Here’s my post for July 4th. Though it’s a little unconventional of a way to talk about the United States, I choose this Fourth to talk about one of the greatest of Canadian leaders, Joseph Howe of Nova Scotia. Howe was a great fighter for Canadian civil liberties – this film from the National Film Board of Canada describes one of his battles for freedom of the press. He was also the Nova Scotian leader who won for his people the right to what countries with Westminster democracies call “responsible government” – the right to ensure that the executive power be responsible to an elected leadership in Parliament, rather than to the Crown alone. This film, a video of which is provided on this NFB website, gives you a good idea of who Howe was and what he was about.
So what has he got to do with the United States, you might ask? Here’s what.
Joseph Howe, when faced with the unaccountable, secretive and corrupt actions of the executive branch of the government, confronted those actions by publishing the letter of a whistleblower in his newspaper.
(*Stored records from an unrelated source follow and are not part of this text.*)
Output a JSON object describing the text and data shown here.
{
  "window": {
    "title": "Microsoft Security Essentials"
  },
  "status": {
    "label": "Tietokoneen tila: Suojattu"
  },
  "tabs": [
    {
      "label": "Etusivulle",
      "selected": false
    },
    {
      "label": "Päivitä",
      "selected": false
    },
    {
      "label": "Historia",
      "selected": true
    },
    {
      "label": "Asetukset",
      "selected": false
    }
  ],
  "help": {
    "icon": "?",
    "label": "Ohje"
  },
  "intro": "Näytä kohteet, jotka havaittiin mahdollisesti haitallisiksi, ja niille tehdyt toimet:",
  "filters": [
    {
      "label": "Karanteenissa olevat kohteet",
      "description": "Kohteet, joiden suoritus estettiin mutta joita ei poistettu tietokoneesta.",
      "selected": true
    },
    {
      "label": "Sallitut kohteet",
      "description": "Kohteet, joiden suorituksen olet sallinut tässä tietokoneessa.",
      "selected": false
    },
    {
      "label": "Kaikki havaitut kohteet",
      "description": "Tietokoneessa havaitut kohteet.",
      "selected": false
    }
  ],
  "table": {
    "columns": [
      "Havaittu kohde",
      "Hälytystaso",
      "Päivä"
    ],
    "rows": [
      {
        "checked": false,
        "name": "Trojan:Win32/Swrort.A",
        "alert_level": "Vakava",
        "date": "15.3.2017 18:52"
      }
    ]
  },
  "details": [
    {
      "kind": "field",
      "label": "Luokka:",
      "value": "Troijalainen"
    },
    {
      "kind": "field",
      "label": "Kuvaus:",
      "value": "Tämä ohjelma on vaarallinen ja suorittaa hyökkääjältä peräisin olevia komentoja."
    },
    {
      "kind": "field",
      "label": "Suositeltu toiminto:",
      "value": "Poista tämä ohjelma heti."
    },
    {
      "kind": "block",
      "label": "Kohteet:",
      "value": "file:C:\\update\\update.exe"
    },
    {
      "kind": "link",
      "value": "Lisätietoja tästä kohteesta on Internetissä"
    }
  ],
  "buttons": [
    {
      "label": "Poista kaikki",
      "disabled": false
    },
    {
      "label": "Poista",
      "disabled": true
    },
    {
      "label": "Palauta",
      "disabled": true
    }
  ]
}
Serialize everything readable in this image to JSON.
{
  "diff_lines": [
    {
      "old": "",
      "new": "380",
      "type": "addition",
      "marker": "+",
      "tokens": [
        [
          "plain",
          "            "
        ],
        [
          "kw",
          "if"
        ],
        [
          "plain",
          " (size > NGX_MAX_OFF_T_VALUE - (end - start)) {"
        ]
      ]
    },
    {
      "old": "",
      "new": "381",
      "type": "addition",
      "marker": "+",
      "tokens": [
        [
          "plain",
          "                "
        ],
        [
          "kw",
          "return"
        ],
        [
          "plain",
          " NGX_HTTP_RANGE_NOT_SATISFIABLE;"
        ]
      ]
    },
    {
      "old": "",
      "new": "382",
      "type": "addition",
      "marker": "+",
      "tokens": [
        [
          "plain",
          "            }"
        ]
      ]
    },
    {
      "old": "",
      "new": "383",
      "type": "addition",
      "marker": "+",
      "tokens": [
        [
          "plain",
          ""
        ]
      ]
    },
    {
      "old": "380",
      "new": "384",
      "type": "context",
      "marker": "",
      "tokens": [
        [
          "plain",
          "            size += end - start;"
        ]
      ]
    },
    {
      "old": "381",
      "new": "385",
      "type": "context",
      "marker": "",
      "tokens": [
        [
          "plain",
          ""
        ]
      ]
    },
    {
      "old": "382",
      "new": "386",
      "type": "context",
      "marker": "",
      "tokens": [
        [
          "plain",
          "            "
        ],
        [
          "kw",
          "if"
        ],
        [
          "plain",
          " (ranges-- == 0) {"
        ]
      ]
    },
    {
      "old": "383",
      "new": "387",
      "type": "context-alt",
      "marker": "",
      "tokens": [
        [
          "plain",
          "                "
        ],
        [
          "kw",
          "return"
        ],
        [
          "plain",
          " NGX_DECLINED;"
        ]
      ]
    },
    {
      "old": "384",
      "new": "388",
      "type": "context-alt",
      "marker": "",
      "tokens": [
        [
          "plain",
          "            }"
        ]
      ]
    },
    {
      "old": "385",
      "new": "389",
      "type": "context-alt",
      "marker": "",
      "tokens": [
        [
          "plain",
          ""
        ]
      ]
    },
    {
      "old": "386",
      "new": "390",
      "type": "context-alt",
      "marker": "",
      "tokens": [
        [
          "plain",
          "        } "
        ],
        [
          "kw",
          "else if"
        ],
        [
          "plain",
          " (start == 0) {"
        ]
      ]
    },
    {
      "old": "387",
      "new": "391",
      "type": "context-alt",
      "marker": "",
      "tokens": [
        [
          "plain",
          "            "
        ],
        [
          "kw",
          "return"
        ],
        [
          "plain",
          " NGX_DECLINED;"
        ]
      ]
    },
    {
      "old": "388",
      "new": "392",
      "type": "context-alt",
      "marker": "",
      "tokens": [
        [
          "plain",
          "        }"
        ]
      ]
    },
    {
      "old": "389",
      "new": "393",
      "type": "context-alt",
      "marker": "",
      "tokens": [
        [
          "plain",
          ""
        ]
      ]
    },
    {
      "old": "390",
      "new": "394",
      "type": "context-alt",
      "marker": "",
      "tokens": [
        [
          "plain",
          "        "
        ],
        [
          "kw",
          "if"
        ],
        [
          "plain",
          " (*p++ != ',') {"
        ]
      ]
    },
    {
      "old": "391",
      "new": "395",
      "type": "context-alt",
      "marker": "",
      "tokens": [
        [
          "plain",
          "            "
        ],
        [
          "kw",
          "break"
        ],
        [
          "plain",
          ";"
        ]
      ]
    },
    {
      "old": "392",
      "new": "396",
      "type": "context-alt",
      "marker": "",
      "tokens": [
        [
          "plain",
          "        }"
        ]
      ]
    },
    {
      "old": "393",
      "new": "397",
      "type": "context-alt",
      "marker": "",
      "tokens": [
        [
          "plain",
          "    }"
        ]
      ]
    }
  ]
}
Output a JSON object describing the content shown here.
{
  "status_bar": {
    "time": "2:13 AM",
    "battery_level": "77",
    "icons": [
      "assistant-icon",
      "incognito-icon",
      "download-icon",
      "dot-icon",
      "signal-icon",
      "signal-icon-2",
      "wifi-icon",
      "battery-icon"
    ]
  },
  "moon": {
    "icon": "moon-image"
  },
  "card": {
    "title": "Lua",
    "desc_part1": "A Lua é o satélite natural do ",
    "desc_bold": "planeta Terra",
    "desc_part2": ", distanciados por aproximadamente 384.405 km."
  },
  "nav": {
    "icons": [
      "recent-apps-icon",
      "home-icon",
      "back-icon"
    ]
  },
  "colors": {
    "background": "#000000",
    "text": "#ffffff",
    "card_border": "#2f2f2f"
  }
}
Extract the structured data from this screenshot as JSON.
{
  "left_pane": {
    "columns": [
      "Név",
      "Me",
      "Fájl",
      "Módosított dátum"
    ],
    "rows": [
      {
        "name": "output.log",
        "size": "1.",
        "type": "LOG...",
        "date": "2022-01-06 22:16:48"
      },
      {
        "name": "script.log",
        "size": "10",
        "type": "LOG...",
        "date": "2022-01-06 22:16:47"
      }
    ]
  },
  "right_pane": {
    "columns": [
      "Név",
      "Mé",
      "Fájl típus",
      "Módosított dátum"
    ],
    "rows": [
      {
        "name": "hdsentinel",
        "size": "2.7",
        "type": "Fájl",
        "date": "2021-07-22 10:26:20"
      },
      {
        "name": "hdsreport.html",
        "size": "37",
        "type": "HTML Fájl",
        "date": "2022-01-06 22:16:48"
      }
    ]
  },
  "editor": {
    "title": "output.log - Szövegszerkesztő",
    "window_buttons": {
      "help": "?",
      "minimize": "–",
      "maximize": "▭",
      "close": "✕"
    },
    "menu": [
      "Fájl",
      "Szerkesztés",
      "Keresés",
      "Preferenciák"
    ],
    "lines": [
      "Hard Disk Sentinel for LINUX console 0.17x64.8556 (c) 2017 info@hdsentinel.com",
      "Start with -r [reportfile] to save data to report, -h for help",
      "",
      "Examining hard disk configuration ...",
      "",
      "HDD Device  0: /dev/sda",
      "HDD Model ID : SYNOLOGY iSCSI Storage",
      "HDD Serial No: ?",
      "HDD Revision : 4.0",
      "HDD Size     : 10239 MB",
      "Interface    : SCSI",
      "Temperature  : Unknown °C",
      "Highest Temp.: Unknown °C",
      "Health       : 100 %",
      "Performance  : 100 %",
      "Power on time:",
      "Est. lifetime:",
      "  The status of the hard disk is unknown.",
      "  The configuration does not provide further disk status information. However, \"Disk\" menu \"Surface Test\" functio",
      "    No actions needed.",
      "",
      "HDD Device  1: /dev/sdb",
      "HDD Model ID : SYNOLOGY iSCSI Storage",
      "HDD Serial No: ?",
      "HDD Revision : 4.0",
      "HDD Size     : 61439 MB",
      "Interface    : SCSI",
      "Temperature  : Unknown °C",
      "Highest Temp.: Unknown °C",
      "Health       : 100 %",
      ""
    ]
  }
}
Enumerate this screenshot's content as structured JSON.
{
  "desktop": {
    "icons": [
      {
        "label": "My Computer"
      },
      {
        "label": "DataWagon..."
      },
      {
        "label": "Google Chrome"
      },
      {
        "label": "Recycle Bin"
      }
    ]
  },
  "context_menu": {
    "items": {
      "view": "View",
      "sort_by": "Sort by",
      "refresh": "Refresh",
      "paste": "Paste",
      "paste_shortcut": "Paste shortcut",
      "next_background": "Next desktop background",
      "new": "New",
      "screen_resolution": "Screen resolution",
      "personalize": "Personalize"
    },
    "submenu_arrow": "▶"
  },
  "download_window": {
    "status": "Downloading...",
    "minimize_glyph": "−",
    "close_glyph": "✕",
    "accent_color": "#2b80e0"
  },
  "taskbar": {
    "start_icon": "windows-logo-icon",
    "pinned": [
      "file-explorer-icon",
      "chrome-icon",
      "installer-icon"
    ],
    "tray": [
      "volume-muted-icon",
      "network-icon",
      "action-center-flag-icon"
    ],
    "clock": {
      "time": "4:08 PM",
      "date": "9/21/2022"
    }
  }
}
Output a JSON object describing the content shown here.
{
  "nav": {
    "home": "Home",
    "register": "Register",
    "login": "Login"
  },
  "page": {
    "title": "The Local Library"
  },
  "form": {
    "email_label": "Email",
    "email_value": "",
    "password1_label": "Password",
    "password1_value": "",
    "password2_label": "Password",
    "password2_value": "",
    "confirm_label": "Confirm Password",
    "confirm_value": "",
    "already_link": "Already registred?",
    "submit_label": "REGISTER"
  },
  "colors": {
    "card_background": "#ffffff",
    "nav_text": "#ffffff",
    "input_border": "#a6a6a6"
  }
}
He was promptly brought up on charges of libel against the government and thus posing a threat to the peace and order of the province.
(Hopefully now that I’ve described it that way, those Americans who are potentially reading me have perked up, since that seems to describe something people are talking about today in matters of US current affairs.)
Howe was told – and indeed it was credible to believe – that the fix was in where his trial was concerned, since a lot of the people in the clique running the province were the same people likely to be passing judgment on him in the trial. Lawyers refused to defend him because they too were convinced the fix was in. So Howe defended himself.
However, any attempt to paint Nova Scotia in the 1830s as a land completely without civil liberties were inaccurate at least in one very important respect – the province, as was normal throughout the British Empire of which the “British North America” of the time was a part, had trial by jury. Thus, however much the magistrates and the judges wanted to sock it to Howe, a jury could set him free. There were many respects in which Nova Scotia in the 1830s was not a wonderful place to live, but trial by jury offered a potential correction to the problem short of revolution.
Joseph Howe was a reformer, not a revolutionary. Indeed, he was, as many people in Canada are, a descendant of those who fled from the American Revolution. That didn’t mean that he had no sense of justice, but it did mean he preferred to use means within the existing system to correct injustices – and he was well aware that, as problematic as life in the Nova Scotia of the day was, the British tradition his province had inherited also contained Magna Carta and parliamentary supremacy as traditions, as well as a clearly developing concept of constitutional monarchy.
What I am saying is that he took his chances that his country could change, rather than accept that the “fix” was in.
I bring this up, because America is now a country where people now routinely concede that a fix is in, rather than acknowledge that the country is home to institutions of justice a large portion of the world wishes it had. (Indeed, I often wonder whether an unwillingness to challenge the system from within it has more to do with the lethargy of a people who have not known much suffering compared to the rest of the world and imagine that no one can suffer more than they do.)
There are many places in the world where the “fix” is far more in than the United States, to be sure. But at least one prominent “whistleblower” today will not take his principled stand in an American court of law – his stand isn’t even really about those principles, but rather an extended play argument about how those principles really are dead in America. He speaks of justice and the American constitution, but he clearly believes America can’t take care of its constitution itself. Reform is not his game – he wants people to rebel against something that cannot be reformed.
So here is the upshot of my message to you this Independence Day – oh how I wish that America were, in this respect, more like Canadians.
Happy July Fourth, Americans. Let your patriotic speech this year be simply this: when Americans decide something needs to change, the fix is never in.